Exactly as written, give back every record below.

(Beginning of INFORMATION PROVIDED)

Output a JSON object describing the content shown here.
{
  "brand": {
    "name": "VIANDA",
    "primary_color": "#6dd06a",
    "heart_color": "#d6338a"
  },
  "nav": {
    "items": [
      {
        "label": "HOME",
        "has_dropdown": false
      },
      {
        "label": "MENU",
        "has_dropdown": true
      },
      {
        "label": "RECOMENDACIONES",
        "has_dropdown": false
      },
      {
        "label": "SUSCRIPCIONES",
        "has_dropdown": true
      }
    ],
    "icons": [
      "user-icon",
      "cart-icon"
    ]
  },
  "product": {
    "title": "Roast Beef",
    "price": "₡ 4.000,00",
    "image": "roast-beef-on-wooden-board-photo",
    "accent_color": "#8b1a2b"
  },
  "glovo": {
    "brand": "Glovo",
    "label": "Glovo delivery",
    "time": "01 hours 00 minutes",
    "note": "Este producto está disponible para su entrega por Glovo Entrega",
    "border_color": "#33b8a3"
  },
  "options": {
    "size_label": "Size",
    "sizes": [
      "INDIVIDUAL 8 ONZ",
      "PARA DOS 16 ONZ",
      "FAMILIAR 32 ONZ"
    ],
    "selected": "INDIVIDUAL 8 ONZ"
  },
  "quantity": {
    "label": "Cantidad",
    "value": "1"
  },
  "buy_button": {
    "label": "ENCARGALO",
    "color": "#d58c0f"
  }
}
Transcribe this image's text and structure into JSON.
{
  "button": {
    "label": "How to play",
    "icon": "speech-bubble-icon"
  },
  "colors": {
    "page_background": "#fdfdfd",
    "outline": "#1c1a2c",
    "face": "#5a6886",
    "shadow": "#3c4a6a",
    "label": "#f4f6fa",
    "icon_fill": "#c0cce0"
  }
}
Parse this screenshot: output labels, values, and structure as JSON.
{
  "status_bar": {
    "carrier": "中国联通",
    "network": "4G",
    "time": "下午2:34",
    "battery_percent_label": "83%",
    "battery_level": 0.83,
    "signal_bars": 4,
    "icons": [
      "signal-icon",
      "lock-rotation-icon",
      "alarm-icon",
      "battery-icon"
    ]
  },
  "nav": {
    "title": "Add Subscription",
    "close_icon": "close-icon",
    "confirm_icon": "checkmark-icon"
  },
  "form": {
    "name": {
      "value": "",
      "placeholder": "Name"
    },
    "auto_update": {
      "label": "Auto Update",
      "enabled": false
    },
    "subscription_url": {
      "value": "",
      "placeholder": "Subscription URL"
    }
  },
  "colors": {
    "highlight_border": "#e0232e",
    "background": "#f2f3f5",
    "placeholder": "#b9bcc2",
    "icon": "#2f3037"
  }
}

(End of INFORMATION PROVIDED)

### SOLUTION TO THIS TASK
Output a JSON object describing the content shown here.
{
  "brand": {
    "name": "VIANDA",
    "primary_color": "#6dd06a",
    "heart_color": "#d6338a"
  },
  "nav": {
    "items": [
      {
        "label": "HOME",
        "has_dropdown": false
      },
      {
        "label": "MENU",
        "has_dropdown": true
      },
      {
        "label": "RECOMENDACIONES",
        "has_dropdown": false
      },
      {
        "label": "SUSCRIPCIONES",
        "has_dropdown": true
      }
    ],
    "icons": [
      "user-icon",
      "cart-icon"
    ]
  },
  "product": {
    "title": "Roast Beef",
    "price": "₡ 4.000,00",
    "image": "roast-beef-on-wooden-board-photo",
    "accent_color": "#8b1a2b"
  },
  "glovo": {
    "brand": "Glovo",
    "label": "Glovo delivery",
    "time": "01 hours 00 minutes",
    "note": "Este producto está disponible para su entrega por Glovo Entrega",
    "border_color": "#33b8a3"
  },
  "options": {
    "size_label": "Size",
    "sizes": [
      "INDIVIDUAL 8 ONZ",
      "PARA DOS 16 ONZ",
      "FAMILIAR 32 ONZ"
    ],
    "selected": "INDIVIDUAL 8 ONZ"
  },
  "quantity": {
    "label": "Cantidad",
    "value": "1"
  },
  "buy_button": {
    "label": "ENCARGALO",
    "color": "#d58c0f"
  }
}
Transcribe this image's text and structure into JSON.
{
  "button": {
    "label": "How to play",
    "icon": "speech-bubble-icon"
  },
  "colors": {
    "page_background": "#fdfdfd",
    "outline": "#1c1a2c",
    "face": "#5a6886",
    "shadow": "#3c4a6a",
    "label": "#f4f6fa",
    "icon_fill": "#c0cce0"
  }
}
Parse this screenshot: output labels, values, and structure as JSON.
{
  "status_bar": {
    "carrier": "中国联通",
    "network": "4G",
    "time": "下午2:34",
    "battery_percent_label": "83%",
    "battery_level": 0.83,
    "signal_bars": 4,
    "icons": [
      "signal-icon",
      "lock-rotation-icon",
      "alarm-icon",
      "battery-icon"
    ]
  },
  "nav": {
    "title": "Add Subscription",
    "close_icon": "close-icon",
    "confirm_icon": "checkmark-icon"
  },
  "form": {
    "name": {
      "value": "",
      "placeholder": "Name"
    },
    "auto_update": {
      "label": "Auto Update",
      "enabled": false
    },
    "subscription_url": {
      "value": "",
      "placeholder": "Subscription URL"
    }
  },
  "colors": {
    "highlight_border": "#e0232e",
    "background": "#f2f3f5",
    "placeholder": "#b9bcc2",
    "icon": "#2f3037"
  }
}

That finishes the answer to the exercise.